- Public: When we can see other people doing something, we’re more likely to imitate it
- Practical value: Basically, it’s the idea of news you can use. We share information to help others, to make them better off
- Stories, or how we share things that are often wrapped up in stories or narratives
Ok, so some great principles shared. Let’s see how they work in reality.
Viral technique 1 – Social currency:
Being the first to know amongst your friends, hearing that cool new song first, being acclaimed by a recognisable publication are all things that make us feel and look good.
And we want to tell the world about it. A good example of this is the new release of Lewis Capaldi’s latest hit song ‘Pointless’. It went all the way to number 1 without a marketing budget.
Take a look at this video of him doing a parody with an Ed Sheeran cut out. A couple of hundred £ spent on a video that made him millions of £££’s and took him to number 1.
Why? Cause people wanted to be seen to be part of the action and be amongst the first to share with their friends.
Viral Technique 2 – Triggers:
They say humans have short attention spans. And whilst I don’t necessarily agree – haven’t you noticed that when you make an argument or strategy the things that you most recently read about seem to also be the most relevant?
Or when you are out with friends you end up talking about the Netflix series you are currently watching or a super event you have just been to last week. It’s simple, we may not have short attention spans but our memories in the moment are certainly short with a bias to recency.
So in the same way, if your content can trigger a similar sense of associations, recency or what is front of mind for others your onto a winner.
A super example is of the man at the Qatar Football World Cup, who went viral simply by giving directions in an engaging way. Why did it happen? Do you think it would have happened at a Premiership game? Unlikely.
It’s because World Cup fever was on our minds at that time.
Viral technique 3 – Ease of emotion:
The example of Metro Man above also plays into another key aspect of going viral, a sense of easy emotion and relatability. In fact, it wasn’t just a matter of being topical and timely but rather his ability to trigger a sense of emotion from the kindness he showed that played a pivotal role here.
However, I would argue there is also another reason he went viral. And that is because people had a sense of empathy for him doing this laborious task day for days on end. It’s the combination of timing, kindness and empathy that made this video very special indeed.

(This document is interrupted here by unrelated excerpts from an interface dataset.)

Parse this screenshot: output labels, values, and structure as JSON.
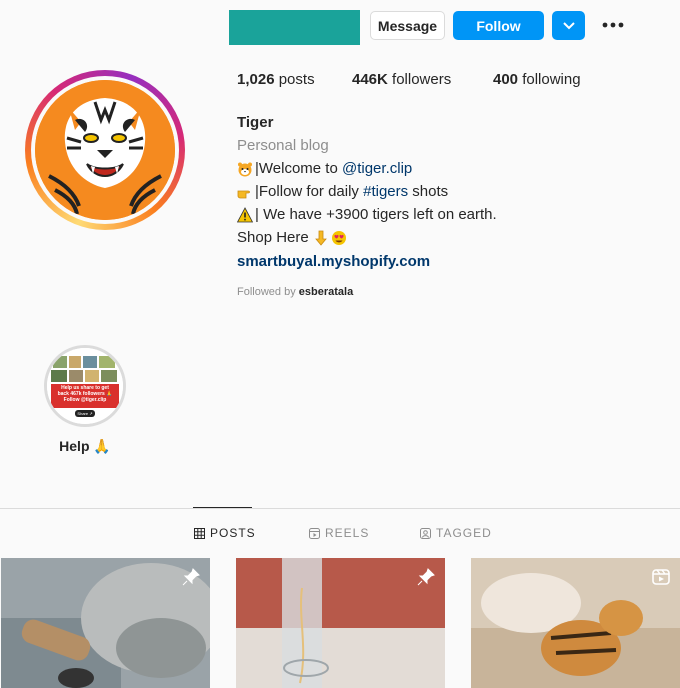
{
  "header": {
    "message_label": "Message",
    "follow_label": "Follow",
    "dropdown_icon": "chevron-down-icon",
    "more_icon": "more-options-icon",
    "username_color": "#1aa39a"
  },
  "stats": {
    "posts_count": "1,026",
    "posts_label": "posts",
    "followers_count": "446K",
    "followers_label": "followers",
    "following_count": "400",
    "following_label": "following"
  },
  "bio": {
    "name": "Tiger",
    "category": "Personal blog",
    "line1_prefix": "|Welcome to ",
    "line1_mention": "@tiger.clip",
    "line2_prefix": "|Follow for daily ",
    "line2_hashtag": "#tigers",
    "line2_suffix": " shots",
    "line3_text": "| We have +3900 tigers left on earth.",
    "line4_text": "Shop Here ",
    "link": "smartbuyal.myshopify.com",
    "followed_by_prefix": "Followed by ",
    "followed_by_user": "esberatala"
  },
  "highlight": {
    "label": "Help 🙏",
    "banner_line1": "Help us share to get",
    "banner_line2": "back 467k followers 🙏",
    "banner_line3": "Follow @tiger.clip",
    "banner_line4": "Share ↗"
  },
  "tabs": [
    {
      "label": "POSTS",
      "icon": "grid-icon",
      "active": true
    },
    {
      "label": "REELS",
      "icon": "reels-icon",
      "active": false
    },
    {
      "label": "TAGGED",
      "icon": "tagged-icon",
      "active": false
    }
  ],
  "posts": [
    {
      "badge": "pin-icon"
    },
    {
      "badge": "pin-icon"
    },
    {
      "badge": "reel-icon"
    }
  ],
  "colors": {
    "accent": "#0095f6",
    "link": "#00376b",
    "muted": "#8e8e8e"
  }
}
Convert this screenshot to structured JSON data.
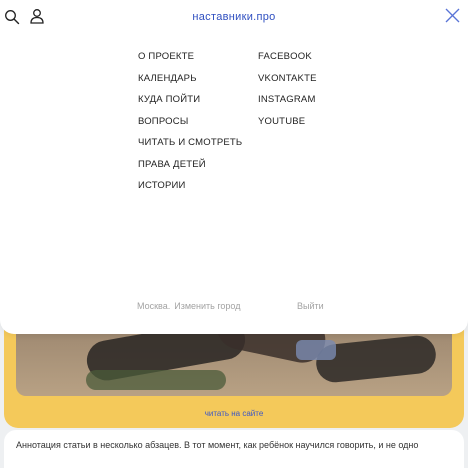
{
  "header": {
    "logo_text": "наставники.про",
    "icons": [
      "search-icon",
      "user-icon",
      "close-icon"
    ],
    "accent_color": "#2f4fc0"
  },
  "menu": {
    "main_items": [
      {
        "label": "О ПРОЕКТЕ"
      },
      {
        "label": "КАЛЕНДАРЬ"
      },
      {
        "label": "КУДА ПОЙТИ"
      },
      {
        "label": "ВОПРОСЫ"
      },
      {
        "label": "ЧИТАТЬ И СМОТРЕТЬ"
      },
      {
        "label": "ПРАВА ДЕТЕЙ"
      },
      {
        "label": "ИСТОРИИ"
      }
    ],
    "social_items": [
      {
        "label": "FACEBOOK"
      },
      {
        "label": "VKONTAKTE"
      },
      {
        "label": "INSTAGRAM"
      },
      {
        "label": "YOUTUBE"
      }
    ]
  },
  "footer": {
    "city": "Москва.",
    "change_city": "Изменить город",
    "logout": "Выйти"
  },
  "page": {
    "read_on_site": "читать на сайте",
    "annotation": "Аннотация статьи в несколько абзацев. В тот момент, как ребёнок научился говорить, и не одно"
  },
  "colors": {
    "card_yellow": "#f4c95a",
    "link_blue": "#3b57c6"
  }
}
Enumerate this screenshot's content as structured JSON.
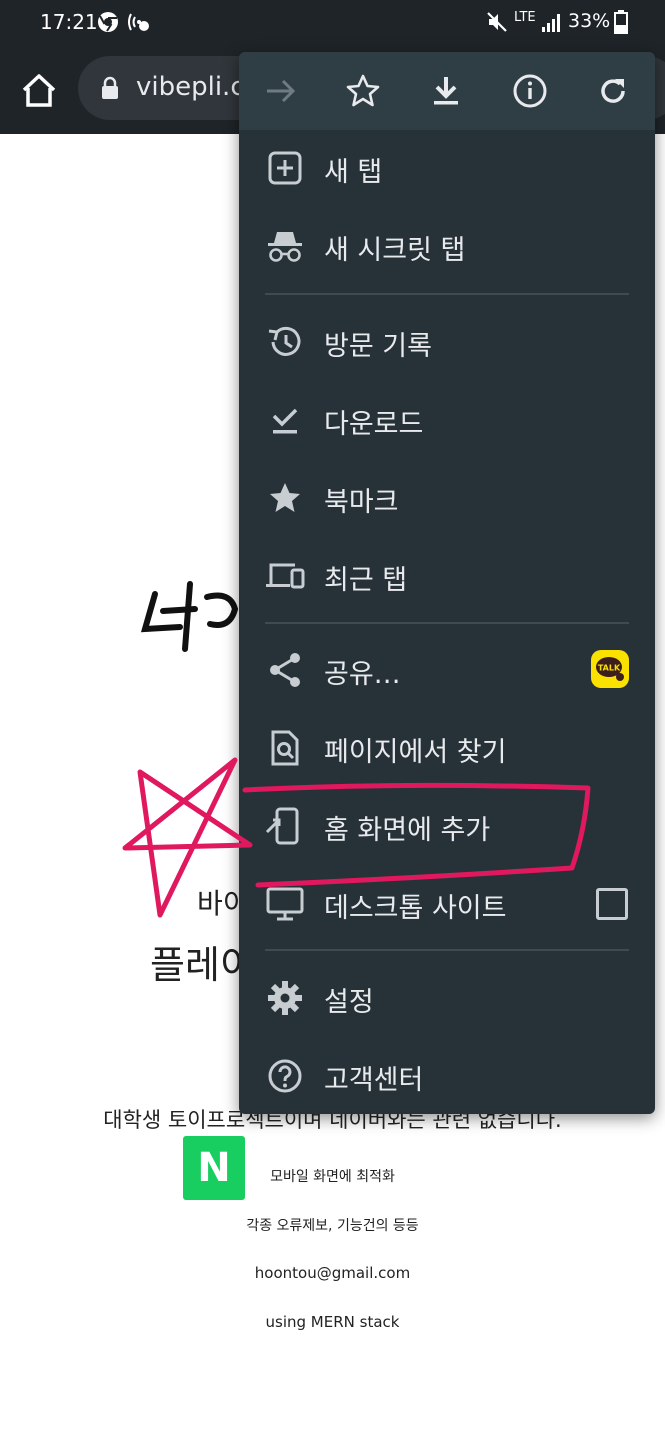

Viral technique 4 – Public:
I don’t know why this happens but we just don’t go into empty shops. Seems strange right? Like you would get the best service, browse with ease and just have an all round better experience and yet, nothing.
Rather the saying, ‘jumping on the bandwagon’ applies in this situation as well as in the digital world. If we can build initial traction for our content, others will follow.
Just like the famous viral video of a man who created a movement.
Viral technique 5 – Practical value:
We live in a world of reciprocity, for the most part. Where people want to share information that practically benefits others.
A good example of this comes from Sam Browne, a LinkedIn influencer that provides hints and tips to help your posts go viral by optimising the format of your posts.
This post was one of his most ‘viral’ given the pure gold that he presents on the topic.
Viral technique 6 – Stories:
Finally, who can’t resist a good story or narrative. Something that really brings a topic to life. One of the best examples I have come across of a man who writes incredible stories and often goes ‘viral’ is Dave Harland.
He crafty prose earns him a place in my LinkedIn Hall of Fame. The engagement he gets is incredible as he combines humour, seriousness, tension and a real light heartiness.
Here is just one example (well worth checking out his other posts as well):
So there you have it, the six ways to make your content go viral.
What do they all have in common?
It required no big budget to get these posts into the stratosphere.
So next time you create any piece of content, ask yourself which of the 6 principles does my content fall into?